Some of the work they did that day isn’t right for the show. It doesn’t fit the tone of the show. It’s maybe too much. Maybe too real. Maybe that lives in a different world. But I got to see it that week because I was directing and let them riff and run and do those scenes over and over. Allow them the space to explore. We ultimately found exactly the right balance for what was right for the episode. But in doing that, we get these moments of real depth in acting that is so exciting to be witness to. It’s so exciting.

The same with Andre. For years and years, he did some of the most dramatic [work]…on Homicide for such a long time. Now, he gets to be in this environment and pushed to play. What he comes up with is so wildly beyond what i could have imagined. It’s so joyous to watch him, Terry Crews and Joe Lo Truglio work together that week. I was in danger of ruining many a take because they are so funny. They were coming up with things I never would have come up with, because it was the mix of the three of those human beings and those characters. It was very odd, strange and wonderful.



Looking back at the experience, what surprised you the most about directing? And are you looking to revisit this again?

The thing that most surprised me is that people are responding well to it. That sounds really silly to say, but I was losing [faith] and the producers didn’t say, “We hate it, we have to throw everything out and we have to start from scratch.” I thought for sure that would happen: just thrown in the can and set on fire.

But I definitely want to do it again, because the second most-surprising thing was it turns out I might be pretty good at it. I, of course, want to try again, because I think it’ll make me a better actor, too. That’s really where my passion is: acting. I want to do everything and anything to be a better actor, to gain more knowledge about this art form. I think directing is really helpful.
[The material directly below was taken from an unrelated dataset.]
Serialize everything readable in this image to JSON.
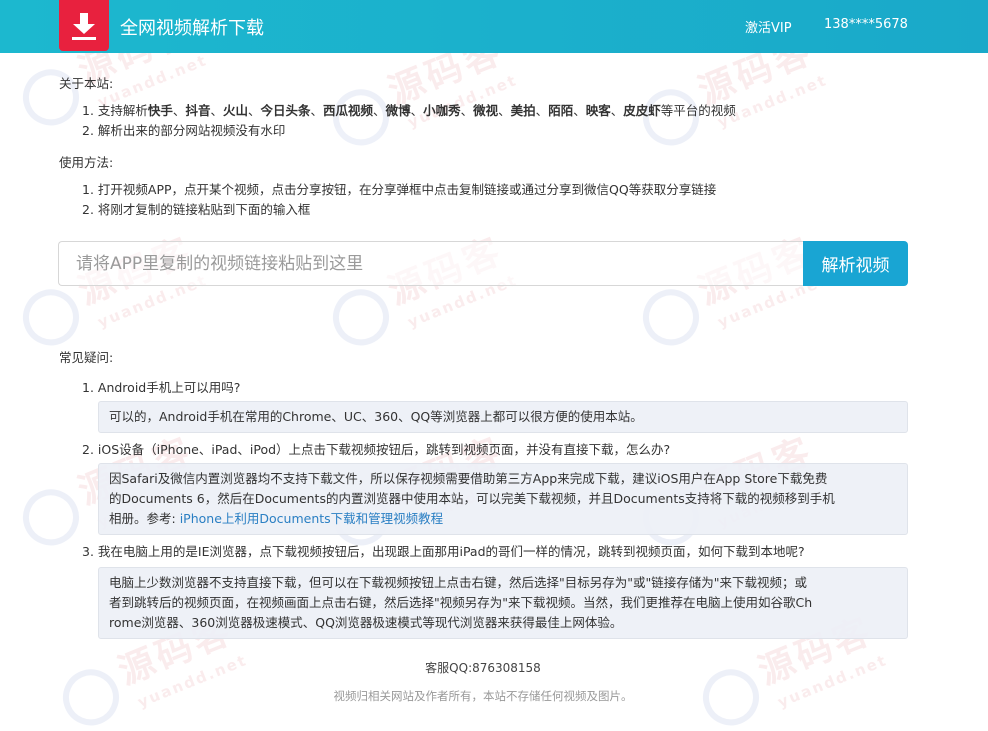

And it gives you a different perspective about what you’re doing and how you can do it better.

This interview took place before news of the show's renewal. It has been condensed and edited for clarity.